    • In some cases, open reduction and internal fixation surgery may be needed to properly align and heal the bone. 
  • Contusions (bruises). Bruises are the second most common sports-related injury after strains. The bluish hue you see when your child gets a bruise is from damaged blood vessels. Bruises can also be accompanied by a hematoma, a lump resulting from a collected pool of blood in the area of damage.
  • Treatment: Often, alternating cold (ice packs) and heat can help alleviate contusion-related pain and swelling. 

How to Avoid Sports-Related Injuries

Female orthopedic doctor addresses the ankle injury of a smiling Black athlete wearing sports gear.The good news: most sports-related injuries are preventable. The better news: we can provide preventative strategies to help keep children safe. Whether prepping for fall sports like football, soccer, or cross country—or skateboarding, gymnastics, recreational basketball, and other favorite athletic activities, following a few simple guidelines can help your child avoid back-to-school-month injuries. 

  1. Get a physical examination. It’s best to launch into a sport—especially after a long absence—slowly, after ensuring your child’s physical health is in proper condition. Visiting with a physician (preferably an orthopedic specialist) can help flag any potential issues. 
  2. Wear the right kind of protective gear. To help provide maximum protection from injury, having the right equipment and protective gear specific to the sport your child is playing is paramount. Football players, for example, should have helmets; shoulder, hip, tail, and knee pads; thigh guards, and mouth guards. Soccer players should have shin guards, mouth guards, and properly fitted cleats. Check with the coach to ensure your child has all the necessary gear.
  3. Know and follow the rules of the game. Knowledge and adherence to the guidelines of practice and competition can help reduce the likelihood of injury caused by incorrect form or improper use of equipment. 
  4. Warm-up before practice and games. Warm-ups prevent injury by increasing the body’s overall temperature, improving blood flow to the muscles, and loosening your joints. 
  5. Avoid practicing or playing sports when in pain or experiencing fatigue. Pain is an indication of injury or overuse. Being tired can raise the risk of error, and therefore the chance of injury. Pushing through pain or fatigue can be dangerous and potentially worsen an existing injury or cause a new—or more severe—sports-related injury. 
  6. Remain hydrated. Staying hydrated during sports activity ensures that the body doesn’t overheat and protects muscles from excess fatigue, lowering the risk of injury. 
  7. Make sure your child abstains from single-sport specialization. Playing a single sport all year dramatically increases the likelihood of a child experiencing an overuse injury. Encourage your child to take intermittent breaks from their preferred sport, engage in other types of athletic activity, and limit how many teams they play on in one season.    

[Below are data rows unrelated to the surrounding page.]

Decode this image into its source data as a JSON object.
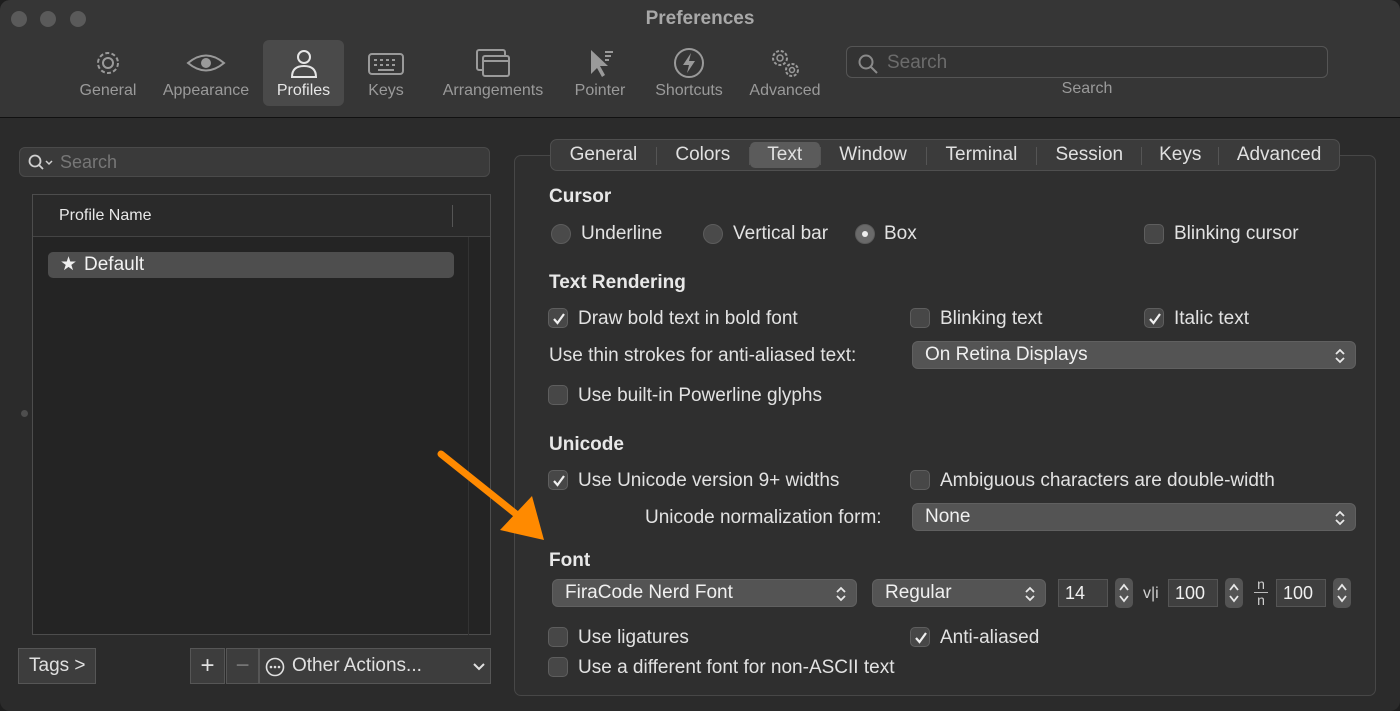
{
  "window": {
    "title": "Preferences"
  },
  "toolbar": {
    "items": [
      {
        "label": "General",
        "icon": "gear-icon"
      },
      {
        "label": "Appearance",
        "icon": "eye-icon"
      },
      {
        "label": "Profiles",
        "icon": "person-icon",
        "active": true
      },
      {
        "label": "Keys",
        "icon": "keyboard-icon"
      },
      {
        "label": "Arrangements",
        "icon": "windows-icon"
      },
      {
        "label": "Pointer",
        "icon": "pointer-icon"
      },
      {
        "label": "Shortcuts",
        "icon": "bolt-icon"
      },
      {
        "label": "Advanced",
        "icon": "gears-icon"
      }
    ],
    "search_placeholder": "Search",
    "search_label": "Search"
  },
  "left": {
    "search_placeholder": "Search",
    "column_header": "Profile Name",
    "profiles": [
      {
        "name": "Default",
        "default": true
      }
    ],
    "tags_button": "Tags >",
    "add_button": "+",
    "remove_button": "−",
    "actions_button": "Other Actions..."
  },
  "tabs": {
    "items": [
      "General",
      "Colors",
      "Text",
      "Window",
      "Terminal",
      "Session",
      "Keys",
      "Advanced"
    ],
    "active": "Text"
  },
  "cursor": {
    "heading": "Cursor",
    "options": [
      "Underline",
      "Vertical bar",
      "Box"
    ],
    "selected": "Box",
    "blinking_label": "Blinking cursor",
    "blinking": false
  },
  "rendering": {
    "heading": "Text Rendering",
    "bold_label": "Draw bold text in bold font",
    "bold": true,
    "blink_text_label": "Blinking text",
    "blink_text": false,
    "italic_label": "Italic text",
    "italic": true,
    "thin_label": "Use thin strokes for anti-aliased text:",
    "thin_value": "On Retina Displays",
    "powerline_label": "Use built-in Powerline glyphs",
    "powerline": false
  },
  "unicode": {
    "heading": "Unicode",
    "widths_label": "Use Unicode version 9+ widths",
    "widths": true,
    "ambiguous_label": "Ambiguous characters are double-width",
    "ambiguous": false,
    "norm_label": "Unicode normalization form:",
    "norm_value": "None"
  },
  "font": {
    "heading": "Font",
    "family": "FiraCode Nerd Font",
    "style": "Regular",
    "size": "14",
    "h_spacing_glyph": "v|i",
    "h_spacing": "100",
    "v_spacing_glyph_top": "n",
    "v_spacing_glyph_bottom": "n",
    "v_spacing": "100",
    "ligatures_label": "Use ligatures",
    "ligatures": false,
    "antialias_label": "Anti-aliased",
    "antialias": true,
    "nonascii_label": "Use a different font for non-ASCII text",
    "nonascii": false
  },
  "colors": {
    "accent_arrow": "#ff8a00",
    "background": "#2b2b2b"
  }
}
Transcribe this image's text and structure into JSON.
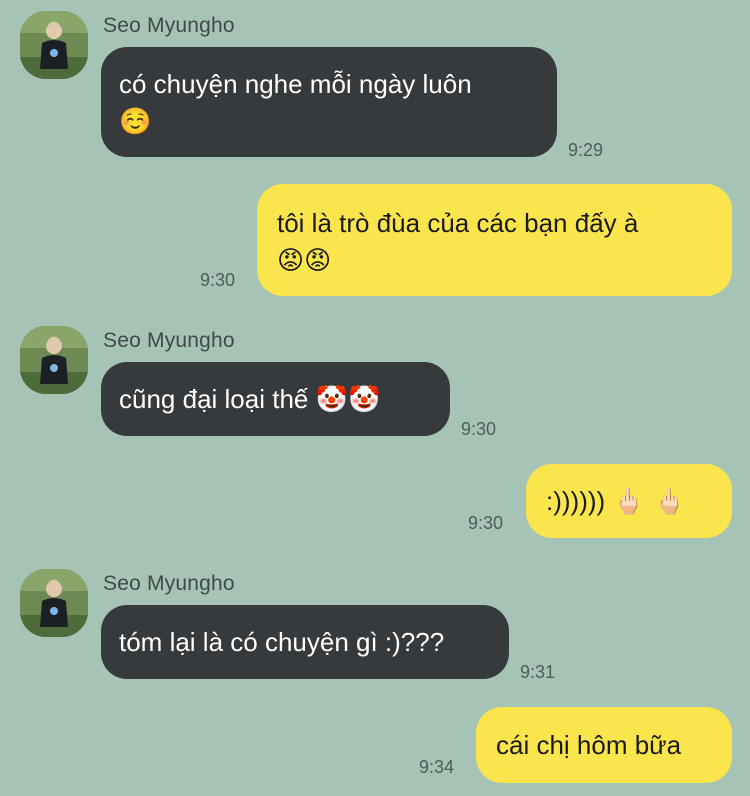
{
  "contact": {
    "name": "Seo Myungho",
    "avatar_icon": "profile-photo-icon"
  },
  "messages": [
    {
      "direction": "incoming",
      "line1": "có chuyện nghe mỗi ngày luôn",
      "emoji": "☺️",
      "time": "9:29"
    },
    {
      "direction": "outgoing",
      "line1": "tôi là trò đùa của các bạn đấy à",
      "emoji": "😡😡",
      "time": "9:30"
    },
    {
      "direction": "incoming",
      "text": "cũng đại loại thế",
      "emoji": "🤡🤡",
      "time": "9:30"
    },
    {
      "direction": "outgoing",
      "text": ":))))))",
      "emoji": "🖕🏻 🖕🏻",
      "time": "9:30"
    },
    {
      "direction": "incoming",
      "text": "tóm lại là có chuyện gì :)???",
      "time": "9:31"
    },
    {
      "direction": "outgoing",
      "text": "cái chị hôm bữa",
      "time": "9:34"
    }
  ],
  "colors": {
    "background": "#a6c4b5",
    "incoming_bubble": "#363a3d",
    "outgoing_bubble": "#fbe54d"
  }
}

When Back to School Sports Injuries Happen 

Even the most vigilant of young athletes can still experience sports-related injuries. And, when they do happen, you want your child to receive the best care possible. That’s why, in addition to providing the highest quality orthopedic care during regular appointment hours, SIO also offers urgent care services. 

Both the SIO Woodbury and Cedarhurst locations have urgent care options for patients living anywhere from Long Island and Brooklyn to Queens, Manhattan, and surrounding areas. We hope that your child has a safe and successful back-to-school month free of injuries. But should they experience an injury, rest assured that SIO pediatric orthopedic specialists will use state-of-the-art technology and advanced approaches for precision diagnosis and personalized treatment. 

To learn more about youth sports-related injury prevention and treatment or more about our urgent care services, schedule a visit with one of our pediatric experts.  

Posted in: Awareness Month